“It’s also a very easy place for me to work since I can speak Thai. It’s amazing for a designer to see the amount of different materials that are available to work with.” She still finds it amazing for a designer to see all the stones in Bangkok from the rough to the finished gem.
We then discuss the orange sapphires available in Thailand. “They’re really quite common but had a bit of bad press,” she says with conviction. “It was one of the first coloured stone on which they used diffusion treatment to alter the colour but and thee wee initial problems with disclosure. As a result, that market collapsed. It has since recovered and disclosure is now widely practiced. In that colour range that colour range, the pink orange sapphires from Sri Lanka are exquisite and are my favourites which I try to integrate in many of my designs”
Her knowledge about gemstones, inclusions and imperfections makes her very credible.
It may seem like light years ago from her first small collection and the careful, limited production.
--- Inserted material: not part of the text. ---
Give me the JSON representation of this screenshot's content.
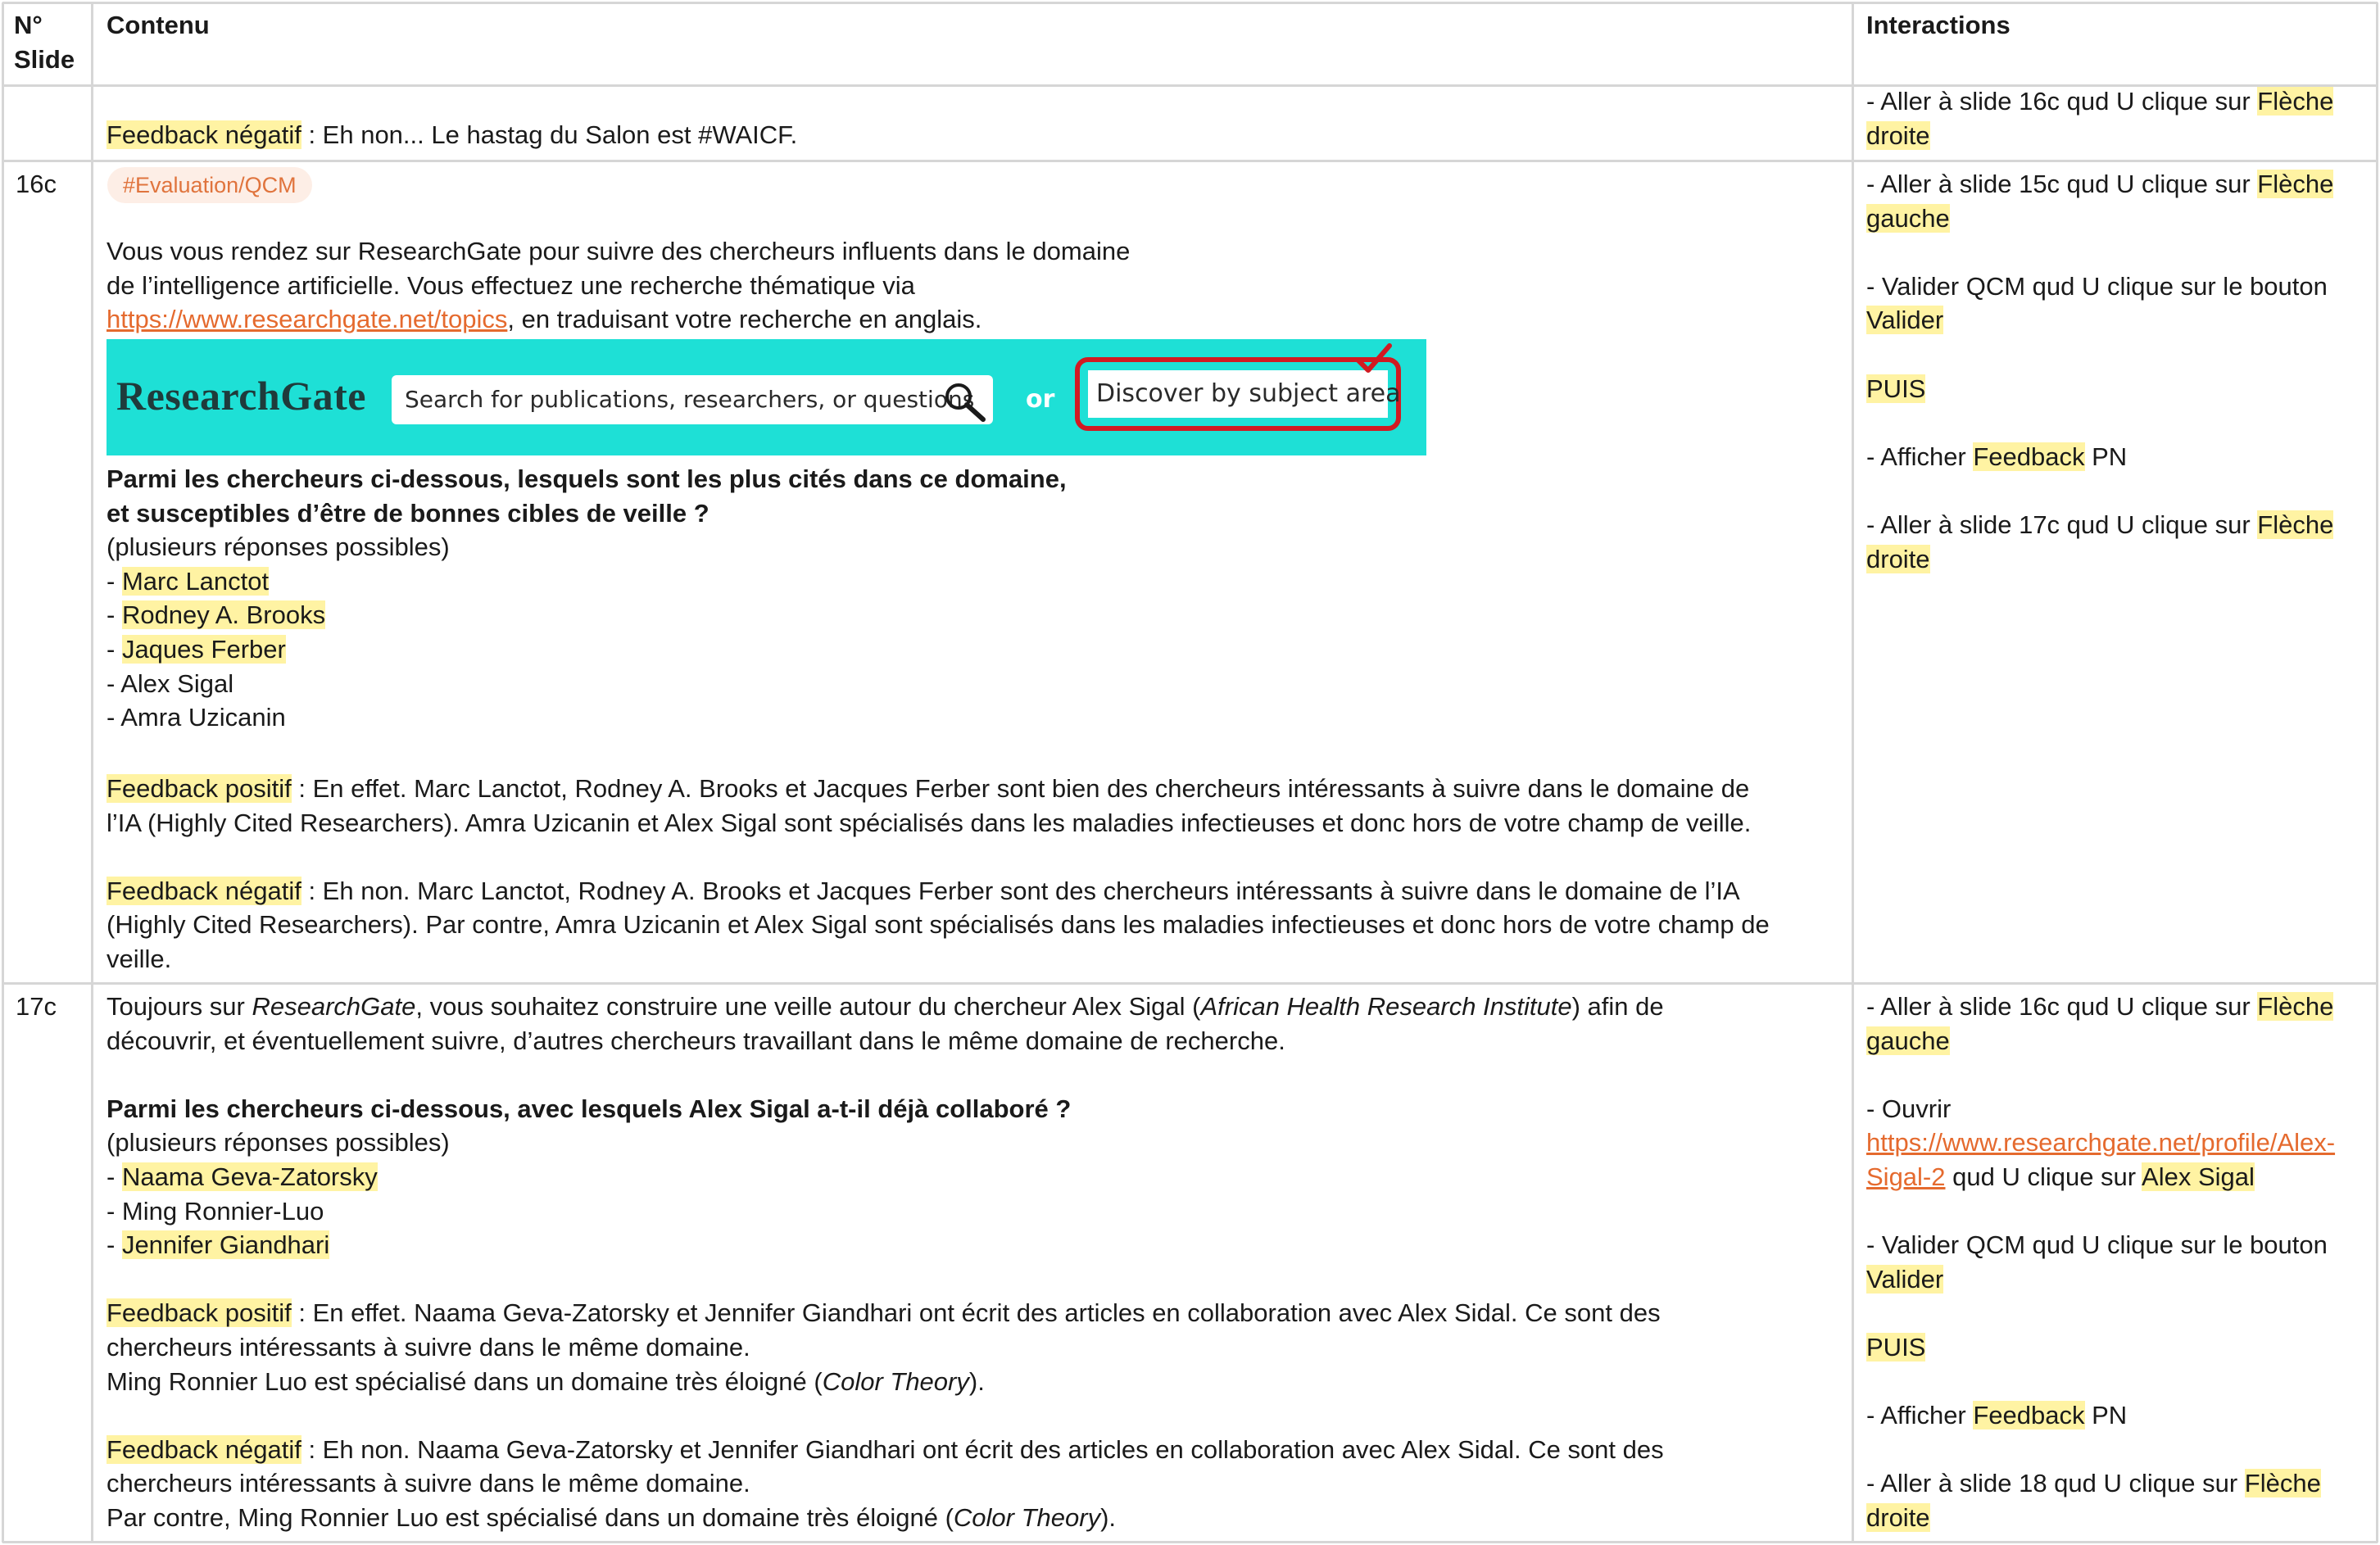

But now she’s expanded her design skills and her latest groupings include ‘Lace’ and ‘Shimmer’, both beautifully crafted, often featuring curved pave work with use of colour combinations and intricate design and both in a very different price range. In Lace, micro-sapphire and amethyst are worked over chrysocolla and sugilite oval cabochons in dramatic sweeping shapes.
Brighton is the perfect showcase for her own jewelry and one of the first pieces I saw when we met were the plate-round pink pave sapphire earrings with drops of pearls that dangled at the top another from the middle and then one at the end certainly making a discreet but impressive statement. They were the perfect colouring for this exotic looking woman. But then I realized just about anyone could look terrific with these baubles as parenthesis for the face. And the design was the perfect merging of Western and Eastern cultures.
When I ask about what inspires her, Brighton’s answer was unusual. “I’m a huge day dreamer and always have been,” she states with her very upper crust English accent. “I think about royalty but my designs are really a blend of everything I’ve been exposed to. I’ve been lucky since I have lived in and visited the most beautiful places and have seen many rich cultures. “
She admits that her jewelry is ‘very romantic’ but I suspect she will be bolder in the near future. As for the size of stones she prefers, she states.”I go through phases. Recently I’ve been using a lot of small pave work, now I’m going to bigger stones.”
However, her colour choices veer to the very vibrant and exuberant. As for her own favouite stone, it’s pink sapphires which are seen often throughout her new collections. However, heat treated small pink sapphires, she admits are very easily found and she does ingrate them in some of her work. “However, larger size pink sapphires are now very expensive and have become harder to find. But I have such good contacts in Thailand that I usually get what I want”.
Up to date she has sold privately, but now there have been a lot of inquiries from important exclusive retailers from Hong Kong and the US. “I haven’t reacted to any yet but I am thinking a lot about Hong Kong,” she admits.
As for the future, “more of the same but larger”.
“I’m excited about my work and the entire industry all the time. It’s so different day to day,” she says with youthful enthusiasm. But one of her selling opportunities is rare and unexpected. It’s house parties, a Tupperware take -off but with gems galore. “I have friends who invite about 8 women for a private showing at their homes and it’s great fun and I do have most successful sales.”